SOURCE RECORDS ▸
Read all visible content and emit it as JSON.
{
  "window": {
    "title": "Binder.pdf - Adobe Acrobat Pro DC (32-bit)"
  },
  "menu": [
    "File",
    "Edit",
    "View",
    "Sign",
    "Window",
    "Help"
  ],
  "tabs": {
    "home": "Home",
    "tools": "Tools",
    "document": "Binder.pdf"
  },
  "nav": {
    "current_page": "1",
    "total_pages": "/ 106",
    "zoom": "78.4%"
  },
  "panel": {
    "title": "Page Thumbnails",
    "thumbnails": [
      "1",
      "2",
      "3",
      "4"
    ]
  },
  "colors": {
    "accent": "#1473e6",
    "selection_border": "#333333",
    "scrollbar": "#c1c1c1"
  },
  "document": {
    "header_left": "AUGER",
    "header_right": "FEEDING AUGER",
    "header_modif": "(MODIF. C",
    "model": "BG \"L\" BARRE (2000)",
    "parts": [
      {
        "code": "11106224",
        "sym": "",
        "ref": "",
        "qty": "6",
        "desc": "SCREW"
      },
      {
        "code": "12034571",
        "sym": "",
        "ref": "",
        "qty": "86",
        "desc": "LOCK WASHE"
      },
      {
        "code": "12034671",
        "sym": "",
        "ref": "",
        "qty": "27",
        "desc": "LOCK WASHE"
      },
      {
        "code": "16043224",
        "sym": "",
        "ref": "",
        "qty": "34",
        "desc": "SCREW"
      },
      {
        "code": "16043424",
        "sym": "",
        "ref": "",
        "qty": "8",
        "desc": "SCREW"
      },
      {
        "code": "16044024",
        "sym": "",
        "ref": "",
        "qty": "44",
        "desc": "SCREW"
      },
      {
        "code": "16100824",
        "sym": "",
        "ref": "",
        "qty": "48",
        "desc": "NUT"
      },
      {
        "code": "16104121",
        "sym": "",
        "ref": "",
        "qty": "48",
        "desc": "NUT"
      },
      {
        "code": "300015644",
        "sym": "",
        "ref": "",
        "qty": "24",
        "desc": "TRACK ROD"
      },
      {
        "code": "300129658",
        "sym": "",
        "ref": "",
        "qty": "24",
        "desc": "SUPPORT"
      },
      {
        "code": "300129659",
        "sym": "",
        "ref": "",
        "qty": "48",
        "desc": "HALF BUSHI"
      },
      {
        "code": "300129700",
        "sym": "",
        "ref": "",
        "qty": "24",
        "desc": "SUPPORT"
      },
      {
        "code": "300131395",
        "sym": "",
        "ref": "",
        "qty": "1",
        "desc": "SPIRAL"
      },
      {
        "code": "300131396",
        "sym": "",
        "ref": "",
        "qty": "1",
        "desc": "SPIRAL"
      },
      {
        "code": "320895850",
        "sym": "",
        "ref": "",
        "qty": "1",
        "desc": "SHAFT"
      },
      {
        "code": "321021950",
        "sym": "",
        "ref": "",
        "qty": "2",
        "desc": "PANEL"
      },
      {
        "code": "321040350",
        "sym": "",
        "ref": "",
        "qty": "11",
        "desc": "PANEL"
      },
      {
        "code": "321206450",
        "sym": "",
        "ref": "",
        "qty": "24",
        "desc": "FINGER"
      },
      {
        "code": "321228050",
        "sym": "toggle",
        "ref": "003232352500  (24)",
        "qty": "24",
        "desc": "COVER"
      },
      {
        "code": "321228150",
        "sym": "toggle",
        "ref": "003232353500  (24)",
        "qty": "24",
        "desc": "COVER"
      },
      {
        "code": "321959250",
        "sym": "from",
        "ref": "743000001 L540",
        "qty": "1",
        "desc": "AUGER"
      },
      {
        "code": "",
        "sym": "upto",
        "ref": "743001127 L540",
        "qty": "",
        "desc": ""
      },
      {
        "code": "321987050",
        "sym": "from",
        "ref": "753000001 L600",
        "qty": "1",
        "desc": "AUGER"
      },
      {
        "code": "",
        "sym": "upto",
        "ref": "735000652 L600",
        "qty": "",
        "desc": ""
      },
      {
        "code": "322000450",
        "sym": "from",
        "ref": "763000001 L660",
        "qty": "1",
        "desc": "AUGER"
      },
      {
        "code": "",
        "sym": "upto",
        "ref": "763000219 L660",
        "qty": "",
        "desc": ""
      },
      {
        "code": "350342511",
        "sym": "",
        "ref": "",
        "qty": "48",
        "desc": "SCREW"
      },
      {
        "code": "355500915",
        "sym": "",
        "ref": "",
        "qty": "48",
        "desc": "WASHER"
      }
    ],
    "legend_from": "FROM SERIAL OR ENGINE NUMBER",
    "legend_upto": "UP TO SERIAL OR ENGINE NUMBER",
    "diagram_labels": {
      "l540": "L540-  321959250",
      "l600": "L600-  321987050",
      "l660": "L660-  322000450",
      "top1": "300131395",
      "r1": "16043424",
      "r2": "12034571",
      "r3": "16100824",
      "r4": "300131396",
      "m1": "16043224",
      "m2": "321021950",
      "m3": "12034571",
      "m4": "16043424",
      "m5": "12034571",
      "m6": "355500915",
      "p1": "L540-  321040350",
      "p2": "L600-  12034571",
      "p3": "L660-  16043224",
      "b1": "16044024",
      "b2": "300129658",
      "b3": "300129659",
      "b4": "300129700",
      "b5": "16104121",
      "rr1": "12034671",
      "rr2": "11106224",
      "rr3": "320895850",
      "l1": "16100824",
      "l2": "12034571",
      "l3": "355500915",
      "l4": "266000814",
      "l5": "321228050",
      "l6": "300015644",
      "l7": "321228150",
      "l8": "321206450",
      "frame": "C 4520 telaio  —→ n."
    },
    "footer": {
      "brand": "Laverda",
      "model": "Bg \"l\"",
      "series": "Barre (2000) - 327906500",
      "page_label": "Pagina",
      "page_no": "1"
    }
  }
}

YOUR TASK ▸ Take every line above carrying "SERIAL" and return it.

ANSWER AREA ▸
    "legend_from": "FROM SERIAL OR ENGINE NUMBER",
    "legend_upto": "UP TO SERIAL OR ENGINE NUMBER",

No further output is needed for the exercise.